JOINT BASE LEWIS-MCCHORD, Washington (AP) — The U.S. soldier who killed 16 Afghan civilians in a solo attack on two villages last year faced more of the victims' relatives Wednesday, while his lawyers prepared to argue that he deserves a chance at parole.
Mullah Khamal Adin took the witness stand against Robert Bales, who pleaded guilty in June in a deal to avoid the death penalty.
Adin, a villager whose cousin lost 11 relatives in the attack, is one of nine Afghans from Kandahar Province flown to the U.S. for the hearing. He described arriving at his cousin's home and finding a pile of burning bodies, including young children, inside.
The March 11, 2012 massacre prompted such angry protests that the U.S. temporarily halted combat operations in Afghanistan, and it was three weeks before Army investigators could reach the crime scene.
During his plea hearing in June, Bales couldn't explain to a judge why he committed the killings. "There's not a good reason in this world for why I did the horrible things I did," he said.
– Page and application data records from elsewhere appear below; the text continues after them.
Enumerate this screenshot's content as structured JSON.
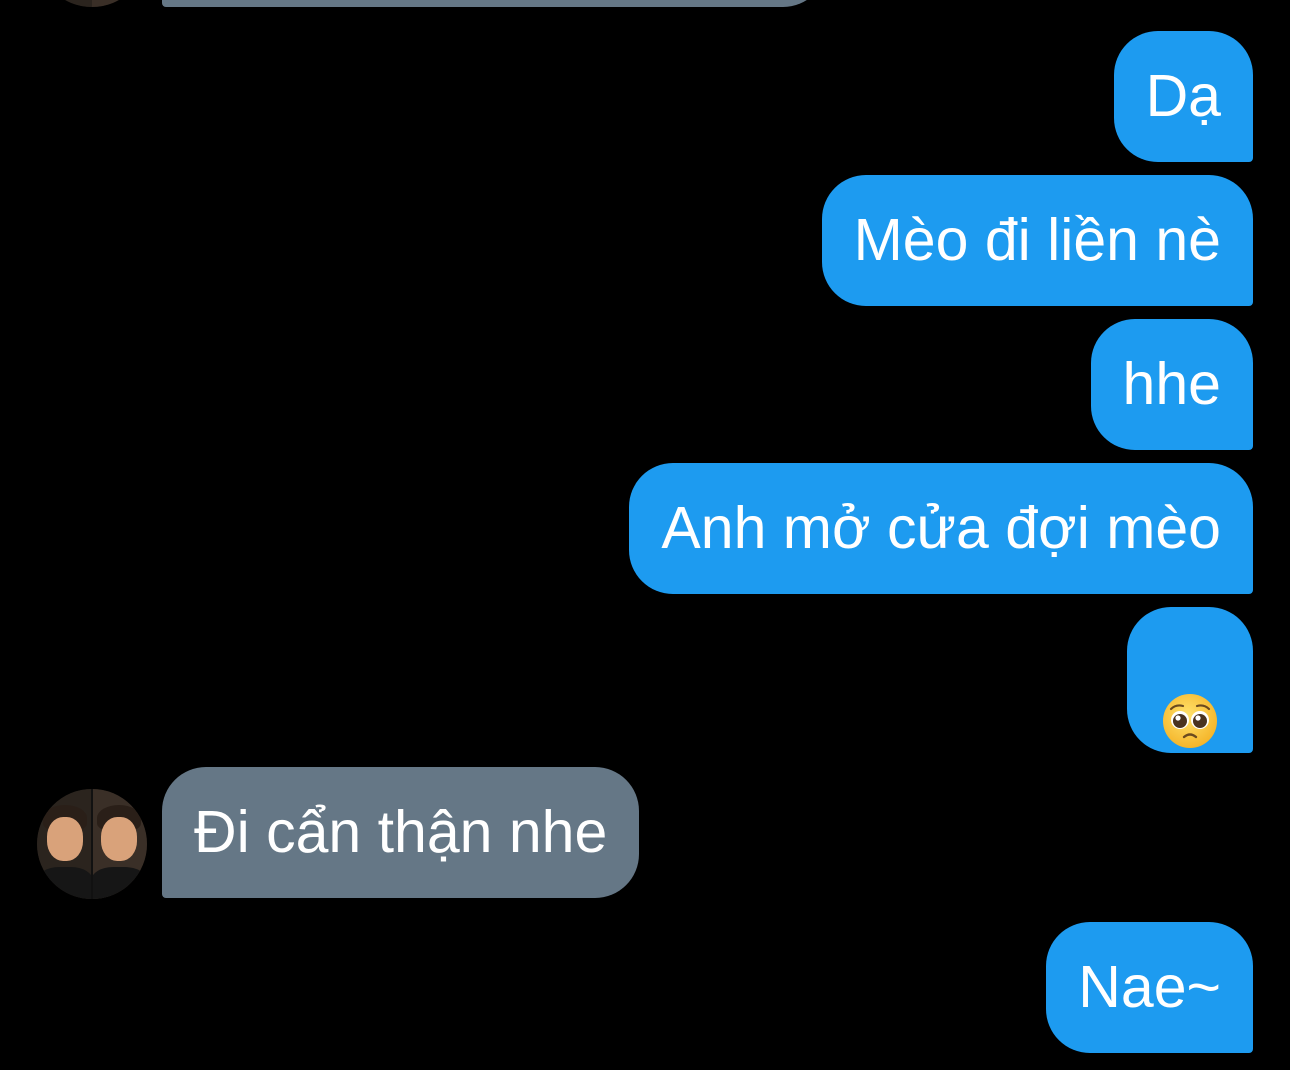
{
  "messages": [
    {
      "side": "received",
      "text": ""
    },
    {
      "side": "sent",
      "text": "Dạ"
    },
    {
      "side": "sent",
      "text": "Mèo đi liền nè"
    },
    {
      "side": "sent",
      "text": "hhe"
    },
    {
      "side": "sent",
      "text": "Anh mở cửa đợi mèo"
    },
    {
      "side": "sent",
      "emoji": "pleading-face",
      "text": ""
    },
    {
      "side": "received",
      "text": "Đi cẩn thận nhe"
    },
    {
      "side": "sent",
      "text": "Nae~"
    }
  ],
  "colors": {
    "background": "#000000",
    "sent_bubble": "#1d9bf0",
    "received_bubble": "#657786",
    "text": "#ffffff"
  }
}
He did not say he was sorry, but his lawyers hinted an apology might come at sentencing.
On Tuesday, an Afghan farmer shot during the massacre took the witness stand, cursing the soldier before breaking down.
Haji Mohammad Naim testified through an interpreter and pointed to where he was shot in the cheek and neck.
"This bastard stood right in front of me!" he said. "I wanted to ask him, 'What did I do? What have I done to you?' ... and he shot me!"
Naim, who is about 60, said he has suffered from numbness in his hand and a stutter since the shooting. He became emotional and eventually stood up: "Don't ask me any more questions!"
Naim's two sons, Sadiquallah, who is about 13, and the older Faizullah, also testified.
Sadiquallah spoke quietly, responding with a simple "yes" when asked if he cried about being shot.
Haji Wazir Mohammad, who received $550,000 in compensation from the U.S. government, told the j jury that the attacks destroyed what had been a happy life.
"I've gone through very hard times," he added. "If anybody speaks to me about the incident ... I feel the same, like it's happening right now."
Bales left his remote post in Afghanistan in the middle of the night and attacked two mud-walled villages, gunning down men, screaming children and elderly women.
Prosecutors on Tuesday offered the most detailed single account yet of the attack, describing how Bales executed a young girl who was screaming for him to stop beating her father, how he fired into rooms full of children and how he killed 11 members of a single family, many of them still asleep on their blankets.
The 39-year-old Bales was serving his fourth combat deployment when he left his outpost, attacked one village and returned to the outpost only when he realized he was low on ammunition, prosecutors said.
He then woke a fellow soldier, described his actions and said he was headed out to kill more. The other soldier didn't believe him and went back to sleep. Bales left again.
At the time, Bales had been under heavy personal, professional and financial stress, prosecutor Jay Morse said. He was upset that he had not been promoted.
"The accused felt inadequate as a soldier and as a man because of his personal, financial and professional problems," Morse said.
If he is sentenced to life with the possibility of parole, Bales would be eligible in 20 years, but there's no guarantee he would receive it.